*** Block opens ***

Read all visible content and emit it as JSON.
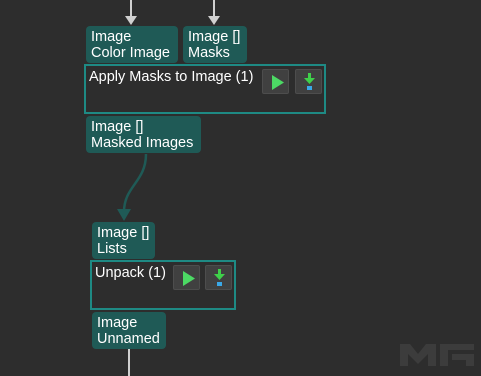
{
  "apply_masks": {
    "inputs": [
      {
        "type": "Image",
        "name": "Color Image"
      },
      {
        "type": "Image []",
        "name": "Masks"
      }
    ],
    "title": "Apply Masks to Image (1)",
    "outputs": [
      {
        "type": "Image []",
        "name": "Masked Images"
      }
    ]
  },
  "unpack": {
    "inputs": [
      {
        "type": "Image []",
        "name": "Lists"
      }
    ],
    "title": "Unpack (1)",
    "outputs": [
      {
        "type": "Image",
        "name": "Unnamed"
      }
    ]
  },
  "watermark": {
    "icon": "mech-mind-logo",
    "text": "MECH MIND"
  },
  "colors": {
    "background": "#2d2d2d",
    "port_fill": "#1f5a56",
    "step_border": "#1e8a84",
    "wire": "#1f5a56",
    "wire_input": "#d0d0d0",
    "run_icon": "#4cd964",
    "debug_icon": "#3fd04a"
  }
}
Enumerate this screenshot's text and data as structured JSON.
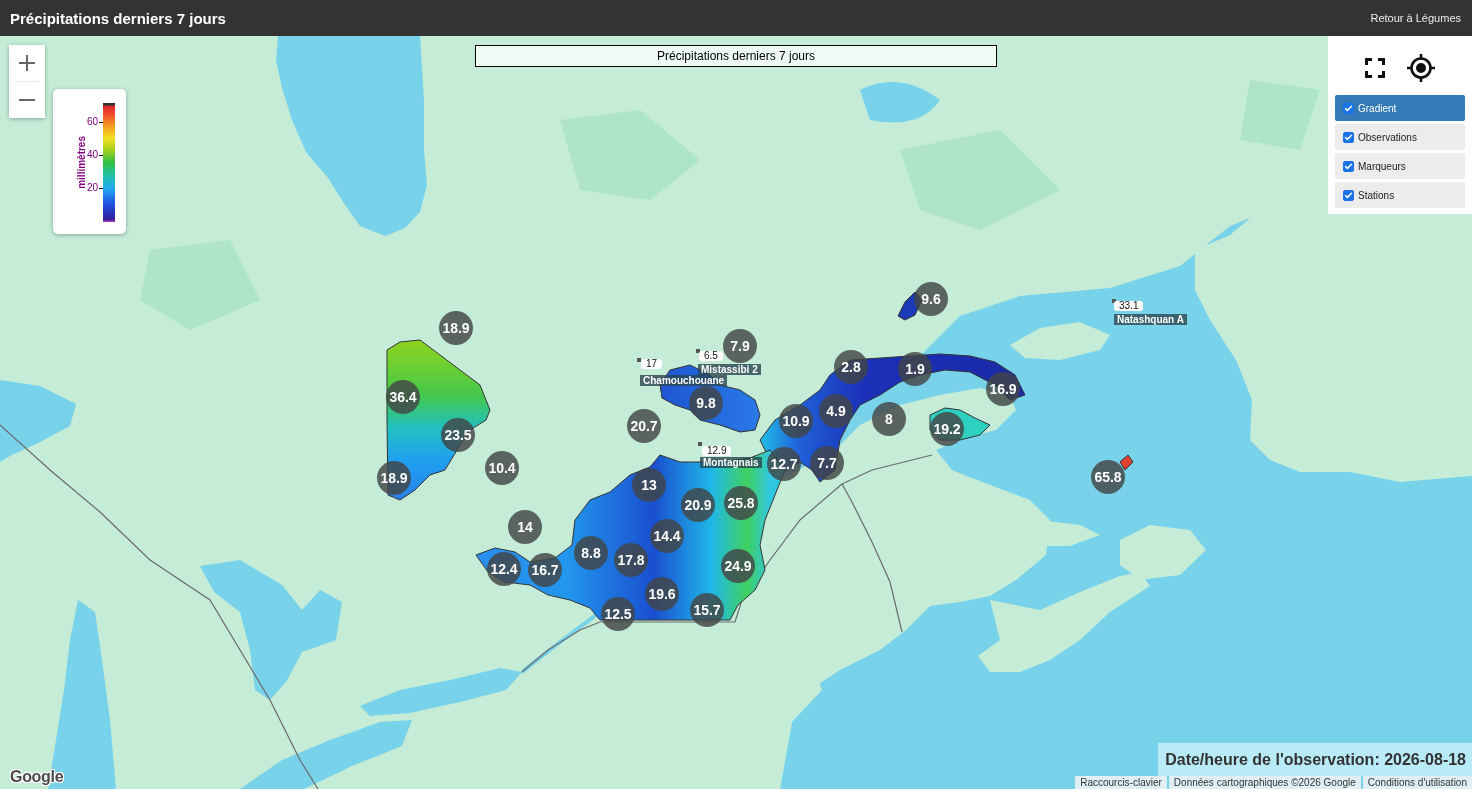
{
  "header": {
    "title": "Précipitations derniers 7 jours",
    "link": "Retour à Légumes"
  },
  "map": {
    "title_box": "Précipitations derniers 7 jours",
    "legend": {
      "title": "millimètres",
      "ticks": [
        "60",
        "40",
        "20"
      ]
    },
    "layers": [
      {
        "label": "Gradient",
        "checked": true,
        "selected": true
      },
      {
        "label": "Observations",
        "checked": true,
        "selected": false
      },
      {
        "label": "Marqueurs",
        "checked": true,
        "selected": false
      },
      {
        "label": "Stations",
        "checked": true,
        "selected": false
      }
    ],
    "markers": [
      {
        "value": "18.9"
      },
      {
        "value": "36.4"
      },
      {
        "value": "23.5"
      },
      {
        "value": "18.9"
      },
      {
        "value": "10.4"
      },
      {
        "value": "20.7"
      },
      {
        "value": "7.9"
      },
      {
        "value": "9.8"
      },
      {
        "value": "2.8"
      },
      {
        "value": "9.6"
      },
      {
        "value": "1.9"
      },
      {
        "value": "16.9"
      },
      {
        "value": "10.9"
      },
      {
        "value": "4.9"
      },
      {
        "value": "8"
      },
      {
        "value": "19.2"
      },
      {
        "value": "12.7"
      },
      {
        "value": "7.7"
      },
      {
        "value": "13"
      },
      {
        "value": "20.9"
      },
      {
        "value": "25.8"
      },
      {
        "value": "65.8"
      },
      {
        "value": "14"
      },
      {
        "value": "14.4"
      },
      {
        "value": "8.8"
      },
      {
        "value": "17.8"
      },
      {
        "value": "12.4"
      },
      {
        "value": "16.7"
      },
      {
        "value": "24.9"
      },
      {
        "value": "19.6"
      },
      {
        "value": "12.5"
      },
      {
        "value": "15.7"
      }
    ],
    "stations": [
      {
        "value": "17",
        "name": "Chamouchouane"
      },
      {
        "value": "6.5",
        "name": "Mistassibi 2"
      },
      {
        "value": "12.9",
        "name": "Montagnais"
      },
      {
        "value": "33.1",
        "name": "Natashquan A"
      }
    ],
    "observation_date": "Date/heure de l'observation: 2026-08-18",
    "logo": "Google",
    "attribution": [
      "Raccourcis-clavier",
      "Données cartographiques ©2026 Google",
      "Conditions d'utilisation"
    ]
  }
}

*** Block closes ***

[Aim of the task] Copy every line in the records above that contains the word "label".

[Response]
        "label": "Gradient",
        "label": "Observations",
        "label": "Marqueurs",
        "label": "Stations",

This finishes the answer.